Dataset entries:
---
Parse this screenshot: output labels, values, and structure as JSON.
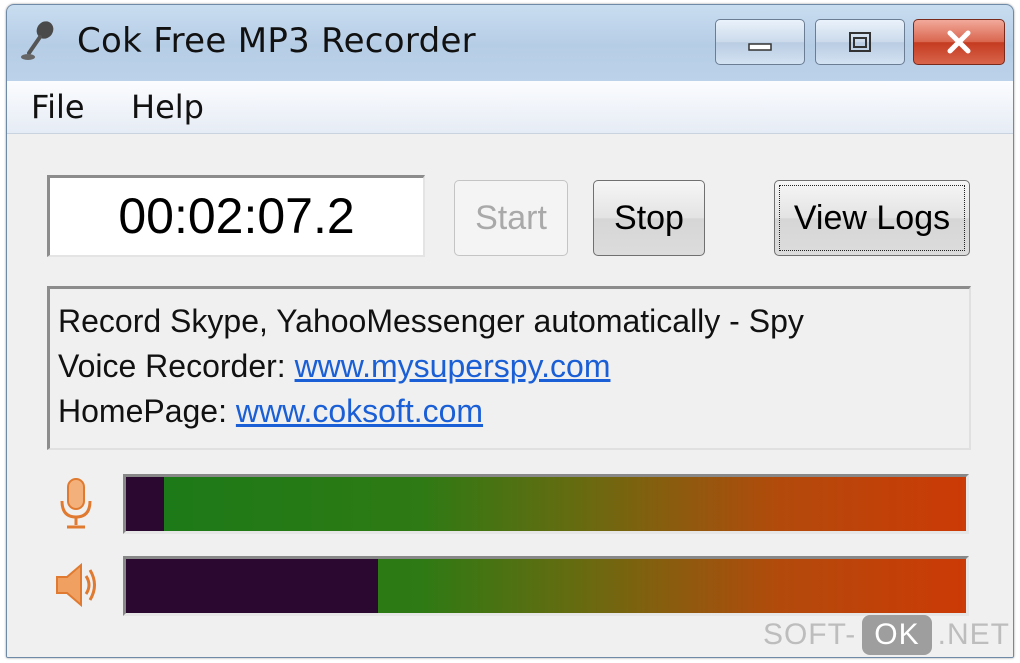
{
  "window": {
    "title": "Cok Free MP3 Recorder",
    "icon": "microphone-icon"
  },
  "menu": {
    "items": [
      "File",
      "Help"
    ]
  },
  "timer": {
    "value": "00:02:07.2"
  },
  "buttons": {
    "start_label": "Start",
    "stop_label": "Stop",
    "view_logs_label": "View Logs"
  },
  "info": {
    "line1": "Record Skype, YahooMessenger automatically - Spy",
    "line2_prefix": "Voice Recorder: ",
    "line2_link": "www.mysuperspy.com",
    "line3_prefix": "HomePage: ",
    "line3_link": "www.coksoft.com"
  },
  "meters": {
    "microphone_level": 0.955,
    "speaker_level": 0.7
  },
  "watermark": {
    "left": "SOFT-",
    "badge": "OK",
    "right": ".NET"
  },
  "colors": {
    "link": "#1a5fd6",
    "meter_low": "#1a7a18",
    "meter_high": "#cc3a06",
    "meter_empty": "#2a0830",
    "icon_orange": "#e07a30"
  }
}
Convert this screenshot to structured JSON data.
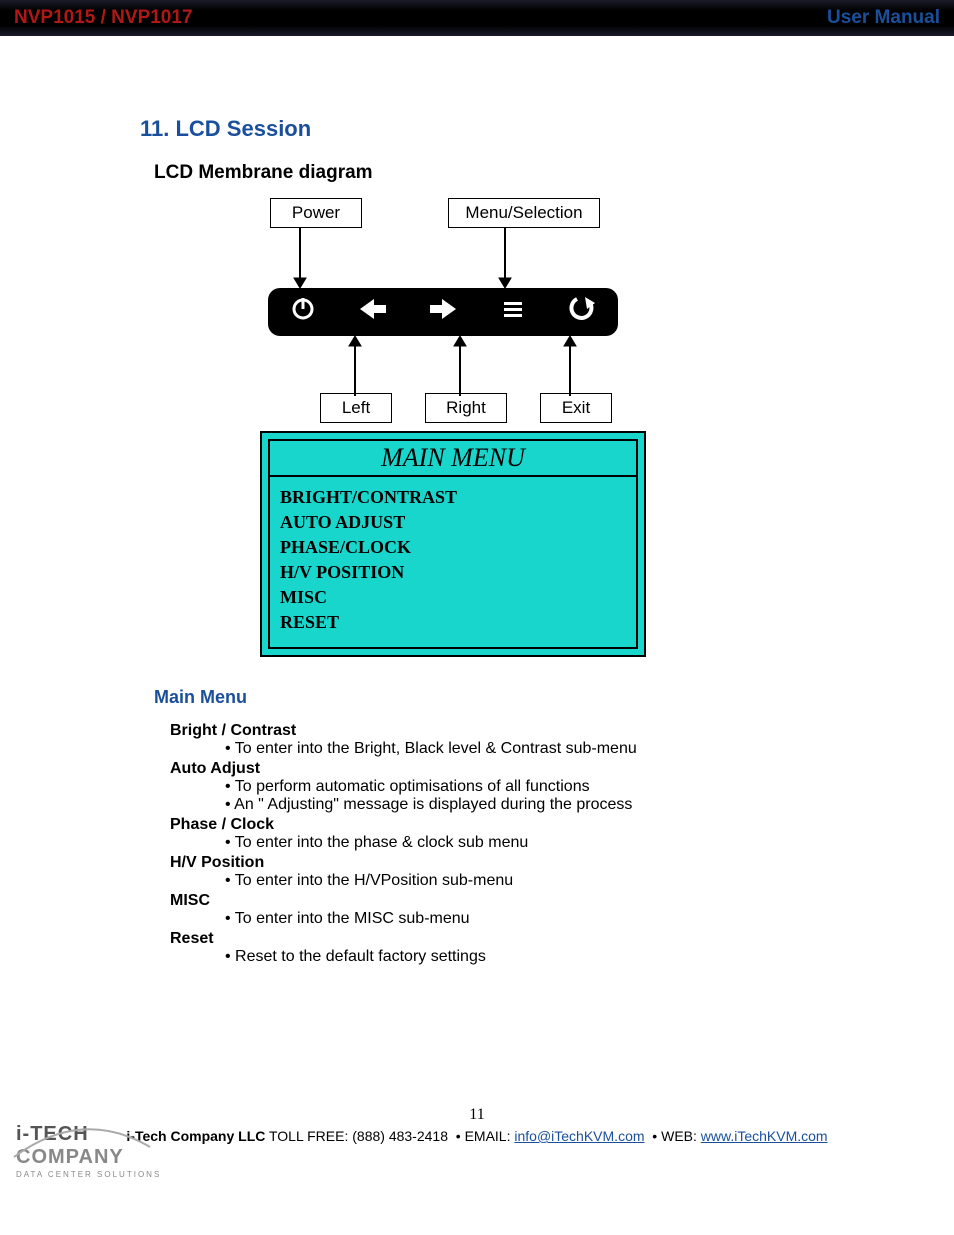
{
  "header": {
    "left": "NVP1015 / NVP1017",
    "right": "User Manual"
  },
  "section_title": "11. LCD Session",
  "diagram_title": "LCD Membrane diagram",
  "diagram_labels": {
    "power": "Power",
    "menu": "Menu/Selection",
    "left": "Left",
    "right": "Right",
    "exit": "Exit"
  },
  "lcd": {
    "title": "MAIN MENU",
    "items": [
      "BRIGHT/CONTRAST",
      "AUTO ADJUST",
      "PHASE/CLOCK",
      "H/V POSITION",
      "MISC",
      "RESET"
    ]
  },
  "main_menu_heading": "Main Menu",
  "definitions": [
    {
      "term": "Bright / Contrast",
      "bullets": [
        "To enter into the Bright, Black level & Contrast sub-menu"
      ]
    },
    {
      "term": "Auto Adjust",
      "bullets": [
        "To perform automatic optimisations of all functions",
        "An \" Adjusting\" message is displayed during the process"
      ]
    },
    {
      "term": "Phase / Clock",
      "bullets": [
        "To enter into the phase & clock sub menu"
      ]
    },
    {
      "term": "H/V Position",
      "bullets": [
        "To enter into the H/VPosition sub-menu"
      ]
    },
    {
      "term": "MISC",
      "bullets": [
        "To enter into the MISC sub-menu"
      ]
    },
    {
      "term": "Reset",
      "bullets": [
        "Reset to the default factory settings"
      ]
    }
  ],
  "footer": {
    "page_number": "11",
    "company_bold": "i-Tech Company LLC",
    "tollfree_label": " TOLL FREE: ",
    "tollfree": "(888) 483-2418",
    "email_label": "EMAIL: ",
    "email": "info@iTechKVM.com",
    "web_label": "WEB: ",
    "web": "www.iTechKVM.com",
    "logo_top": "i-TECH",
    "logo_mid": "COMPANY",
    "logo_sub": "DATA CENTER SOLUTIONS"
  }
}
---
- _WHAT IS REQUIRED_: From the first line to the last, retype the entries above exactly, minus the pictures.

- _SOLUTION TO THE PROBLEM_:
Parse this screenshot: output labels, values, and structure as JSON.
{
  "window": {
    "title": "Cok Free MP3 Recorder",
    "icon": "microphone-icon"
  },
  "menu": {
    "items": [
      "File",
      "Help"
    ]
  },
  "timer": {
    "value": "00:02:07.2"
  },
  "buttons": {
    "start_label": "Start",
    "stop_label": "Stop",
    "view_logs_label": "View Logs"
  },
  "info": {
    "line1": "Record Skype, YahooMessenger automatically - Spy",
    "line2_prefix": "Voice Recorder: ",
    "line2_link": "www.mysuperspy.com",
    "line3_prefix": "HomePage: ",
    "line3_link": "www.coksoft.com"
  },
  "meters": {
    "microphone_level": 0.955,
    "speaker_level": 0.7
  },
  "watermark": {
    "left": "SOFT-",
    "badge": "OK",
    "right": ".NET"
  },
  "colors": {
    "link": "#1a5fd6",
    "meter_low": "#1a7a18",
    "meter_high": "#cc3a06",
    "meter_empty": "#2a0830",
    "icon_orange": "#e07a30"
  }
}
Convert this screenshot to structured JSON data.
{
  "header": {
    "left": "NVP1015 / NVP1017",
    "right": "User Manual"
  },
  "section_title": "11. LCD Session",
  "diagram_title": "LCD Membrane diagram",
  "diagram_labels": {
    "power": "Power",
    "menu": "Menu/Selection",
    "left": "Left",
    "right": "Right",
    "exit": "Exit"
  },
  "lcd": {
    "title": "MAIN MENU",
    "items": [
      "BRIGHT/CONTRAST",
      "AUTO ADJUST",
      "PHASE/CLOCK",
      "H/V POSITION",
      "MISC",
      "RESET"
    ]
  },
  "main_menu_heading": "Main Menu",
  "definitions": [
    {
      "term": "Bright / Contrast",
      "bullets": [
        "To enter into the Bright, Black level & Contrast sub-menu"
      ]
    },
    {
      "term": "Auto Adjust",
      "bullets": [
        "To perform automatic optimisations of all functions",
        "An \" Adjusting\" message is displayed during the process"
      ]
    },
    {
      "term": "Phase / Clock",
      "bullets": [
        "To enter into the phase & clock sub menu"
      ]
    },
    {
      "term": "H/V Position",
      "bullets": [
        "To enter into the H/VPosition sub-menu"
      ]
    },
    {
      "term": "MISC",
      "bullets": [
        "To enter into the MISC sub-menu"
      ]
    },
    {
      "term": "Reset",
      "bullets": [
        "Reset to the default factory settings"
      ]
    }
  ],
  "footer": {
    "page_number": "11",
    "company_bold": "i-Tech Company LLC",
    "tollfree_label": " TOLL FREE: ",
    "tollfree": "(888) 483-2418",
    "email_label": "EMAIL: ",
    "email": "info@iTechKVM.com",
    "web_label": "WEB: ",
    "web": "www.iTechKVM.com",
    "logo_top": "i-TECH",
    "logo_mid": "COMPANY",
    "logo_sub": "DATA CENTER SOLUTIONS"
  }
}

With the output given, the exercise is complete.